User Review: Hilleberg Kaitum 2
Design: Three/four-season tent
Ease of Setup: Easy for one, a no brainer for two
Weight: 2.7 kilos (6 pounds)
Price Paid: US $1200!!!
Hilleberg makes the best tents I've ever used, and The Kaitum 2 is no exception. It's easy to set up, takes a beating like few others and for its weight it's huuuuuge!
I've owned quite a few tents over years, and a one thing has always annoyed me: all the wasted space in the foot end of the inner tent! If used to store any gear the inner tent gets pressed against the outer, and if there's any condensation, well, you know what I mean. The foot end of the sleeping bag will also brush up against the same slope.
Construction of tents here in Scandinavia is slightly different than in the US, where you consider the sleeping part as the tent, and then add a rain fly to it. Here we think of the rain fly as the tent, and then add an inner tent to it. This means that the fly goes all the way to the ground, and the poles are in the outer shell.
The Kauitum has three poles, that slides easily into place, the hopes are formed and with just four pegs the tent is of free standing. Then the rest of the pegs are used to make the fly taut, and since the inner tent is already attached the you're free to "move in" no matter what kind of weather you're facing. If you expect high winds, use the guy lines.
The inner tent is located in the middle of the outer, so that the end walls are straight instead of sloped, so that all the space is usable. The width of the the tent is just 6 inches narrower than my previous three person tent. In other words, you have tons of space! The vestibules, one in either end of the tent, are big enough to swallow all your gear in one end, and leaves room for cooking in the other. There are also huge vents in both vestibules, so air can flow easily through the tent without any condensation on the outer tent. The vents are adjustable of course The end walls of the inner tent can be adjusted from just mesh to completely sealed. Somewhere in between might be good, depending on the weather :)
Having two entry/exit points makes it easy to get in and out without rain blowing into the tent in case the wind turns overnight.

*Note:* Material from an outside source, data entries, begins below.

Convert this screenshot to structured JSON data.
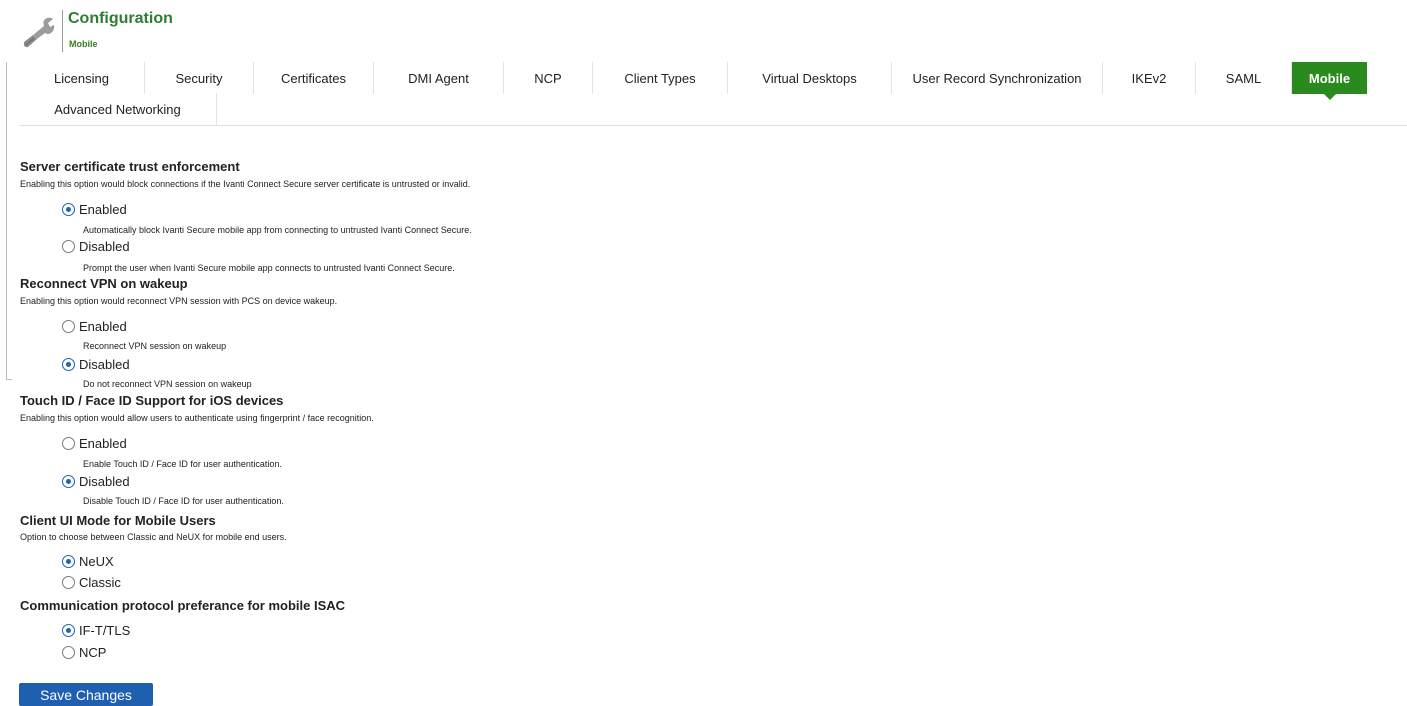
{
  "header": {
    "title": "Configuration",
    "subtitle": "Mobile",
    "icon": "wrench-icon"
  },
  "tabs": [
    {
      "label": "Licensing",
      "active": false
    },
    {
      "label": "Security",
      "active": false
    },
    {
      "label": "Certificates",
      "active": false
    },
    {
      "label": "DMI Agent",
      "active": false
    },
    {
      "label": "NCP",
      "active": false
    },
    {
      "label": "Client Types",
      "active": false
    },
    {
      "label": "Virtual Desktops",
      "active": false
    },
    {
      "label": "User Record Synchronization",
      "active": false
    },
    {
      "label": "IKEv2",
      "active": false
    },
    {
      "label": "SAML",
      "active": false
    },
    {
      "label": "Mobile",
      "active": true
    },
    {
      "label": "Advanced Networking",
      "active": false
    }
  ],
  "sections": [
    {
      "title": "Server certificate trust enforcement",
      "description": "Enabling this option would block connections if the Ivanti Connect Secure server certificate is untrusted or invalid.",
      "options": [
        {
          "label": "Enabled",
          "checked": true,
          "description": "Automatically block Ivanti Secure mobile app from connecting to untrusted Ivanti Connect Secure."
        },
        {
          "label": "Disabled",
          "checked": false,
          "description": "Prompt the user when Ivanti Secure mobile app connects to untrusted Ivanti Connect Secure."
        }
      ]
    },
    {
      "title": "Reconnect VPN on wakeup",
      "description": "Enabling this option would reconnect VPN session with PCS on device wakeup.",
      "options": [
        {
          "label": "Enabled",
          "checked": false,
          "description": "Reconnect VPN session on wakeup"
        },
        {
          "label": "Disabled",
          "checked": true,
          "description": "Do not reconnect VPN session on wakeup"
        }
      ]
    },
    {
      "title": "Touch ID / Face ID Support for iOS devices",
      "description": "Enabling this option would allow users to authenticate using fingerprint / face recognition.",
      "options": [
        {
          "label": "Enabled",
          "checked": false,
          "description": "Enable Touch ID / Face ID for user authentication."
        },
        {
          "label": "Disabled",
          "checked": true,
          "description": "Disable Touch ID / Face ID for user authentication."
        }
      ]
    },
    {
      "title": "Client UI Mode for Mobile Users",
      "description": "Option to choose between Classic and NeUX for mobile end users.",
      "options": [
        {
          "label": "NeUX",
          "checked": true
        },
        {
          "label": "Classic",
          "checked": false
        }
      ]
    },
    {
      "title": "Communication protocol preferance for mobile ISAC",
      "options": [
        {
          "label": "IF-T/TLS",
          "checked": true
        },
        {
          "label": "NCP",
          "checked": false
        }
      ]
    }
  ],
  "save_button": {
    "label": "Save Changes"
  },
  "colors": {
    "brand_green": "#2b8a1d",
    "title_green": "#2e7d32",
    "radio_blue": "#1e63b4",
    "button_blue": "#1f5fb0"
  }
}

I have used the tent in well above the tree line pretty close to the Arctic Circle without any problems at all. Storms have come and gone, and besides the outer tent being a bit noisy, I've never felt afraid the tent might fail on me. Workmanship is as excellent as the design.